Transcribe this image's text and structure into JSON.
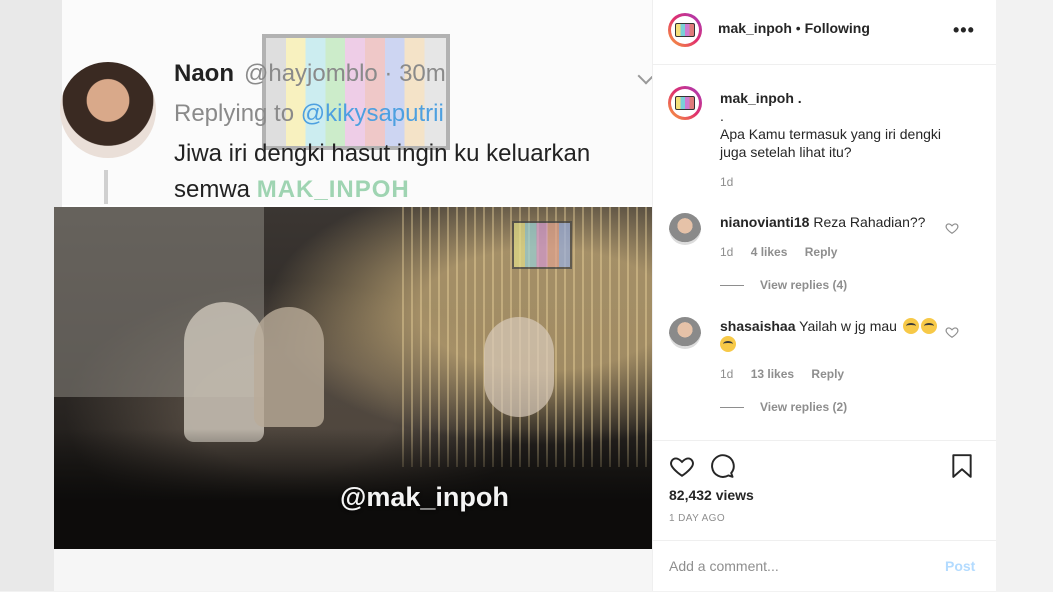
{
  "tweet": {
    "name": "Naon",
    "handle_time": "@hayjomblo · 30m",
    "replying_prefix": "Replying to",
    "replying_to": "@kikysaputrii",
    "text": "Jiwa iri dengki hasut ingin ku keluarkan semwa",
    "brand_text": "MAK_INPOH"
  },
  "video": {
    "watermark": "@mak_inpoh"
  },
  "header": {
    "username": "mak_inpoh",
    "separator": " • ",
    "follow_status": "Following",
    "more_icon": "more-horizontal-icon"
  },
  "caption": {
    "username": "mak_inpoh .",
    "dot_line": ".",
    "text": "Apa Kamu termasuk yang iri dengki juga setelah lihat itu?",
    "time": "1d"
  },
  "comments": [
    {
      "username": "nianovianti18",
      "text": "Reza Rahadian??",
      "time": "1d",
      "likes": "4 likes",
      "reply": "Reply",
      "view_replies": "View replies (4)"
    },
    {
      "username": "shasaishaa",
      "text": "Yailah w jg mau",
      "time": "1d",
      "likes": "13 likes",
      "reply": "Reply",
      "view_replies": "View replies (2)",
      "emoji": [
        "crying-face-icon",
        "crying-face-icon",
        "crying-face-icon"
      ]
    }
  ],
  "actions": {
    "views": "82,432 views",
    "ago": "1 DAY AGO"
  },
  "add_comment": {
    "placeholder": "Add a comment...",
    "post_label": "Post"
  },
  "colors": {
    "link": "#4da0e0",
    "post_disabled": "#b3dbff",
    "muted": "#8e8e8e"
  }
}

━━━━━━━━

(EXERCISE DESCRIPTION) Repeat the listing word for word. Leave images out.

(SOLUTION FOR THIS TASK)
Transcribe this image's text and structure into JSON.
{
  "tweet": {
    "name": "Naon",
    "handle_time": "@hayjomblo · 30m",
    "replying_prefix": "Replying to",
    "replying_to": "@kikysaputrii",
    "text": "Jiwa iri dengki hasut ingin ku keluarkan semwa",
    "brand_text": "MAK_INPOH"
  },
  "video": {
    "watermark": "@mak_inpoh"
  },
  "header": {
    "username": "mak_inpoh",
    "separator": " • ",
    "follow_status": "Following",
    "more_icon": "more-horizontal-icon"
  },
  "caption": {
    "username": "mak_inpoh .",
    "dot_line": ".",
    "text": "Apa Kamu termasuk yang iri dengki juga setelah lihat itu?",
    "time": "1d"
  },
  "comments": [
    {
      "username": "nianovianti18",
      "text": "Reza Rahadian??",
      "time": "1d",
      "likes": "4 likes",
      "reply": "Reply",
      "view_replies": "View replies (4)"
    },
    {
      "username": "shasaishaa",
      "text": "Yailah w jg mau",
      "time": "1d",
      "likes": "13 likes",
      "reply": "Reply",
      "view_replies": "View replies (2)",
      "emoji": [
        "crying-face-icon",
        "crying-face-icon",
        "crying-face-icon"
      ]
    }
  ],
  "actions": {
    "views": "82,432 views",
    "ago": "1 DAY AGO"
  },
  "add_comment": {
    "placeholder": "Add a comment...",
    "post_label": "Post"
  },
  "colors": {
    "link": "#4da0e0",
    "post_disabled": "#b3dbff",
    "muted": "#8e8e8e"
  }
}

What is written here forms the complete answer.